The idea that the death penalty further undermines the already unequal legal status of blacks is more obviously a serious concern. As the authors emphasize, blacks who are neither charged with nor victimized by murder are affected by how blacks accused of murder are treated by the legal system. (Note that in many states, over 90% of murders are death-penalty eligible.) The legal system’s treatment of the alleged “worst of the worst” affects how black defendants, more generally, will be treated by juries, police, and prosecutors. Blacks can expect to be regarded as less innocent, interactions with the police to be potentially very dangerous, and evidence or mere suspicions against them to be more vigorously pursued. The authors argue, plausibly, that this unequal treatment represents a demotion of legal status. They might have added that it also represents a diminishment of moral status.

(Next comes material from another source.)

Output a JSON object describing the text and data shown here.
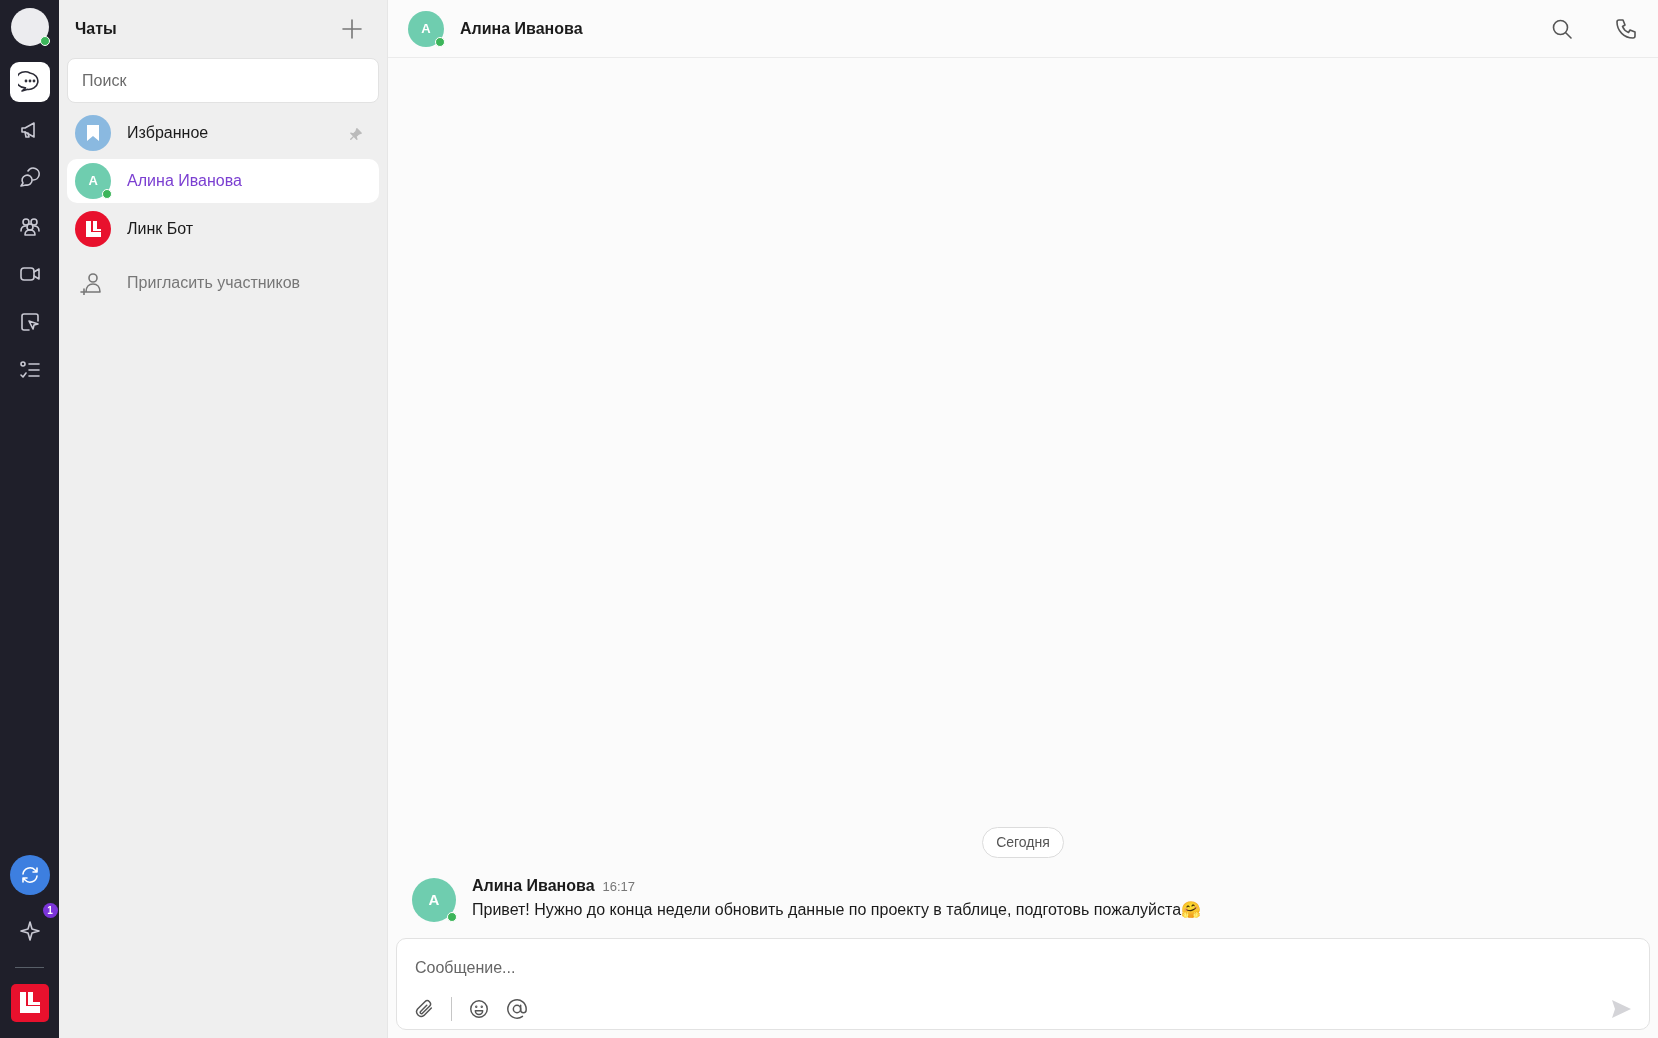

These serious harms are missed by popular moral and legal theories whose treatment of matters of criminal justice has a retributive focus. Retributivists might believe that black defendants get more punishment than they deserve, or that white defendants get less punishment than they deserve. But retributivists neglect the social implications of sentencing practices, because those implications are not considered relevant to determining what an individual defendant deserves. The authors make this point, but do not otherwise criticize retributivism, except to express mild skepticism about notions of individual desert. Here I think the authors miss an opportunity to be more critical. A focus on retributive justice does not merely overlook distributive injustices. It obfuscates them. Its individualistic, character-oriented focus amounts to a form of racial bias that diverts attention from the state’s role in perpetuating systematic and institutional racial injustice.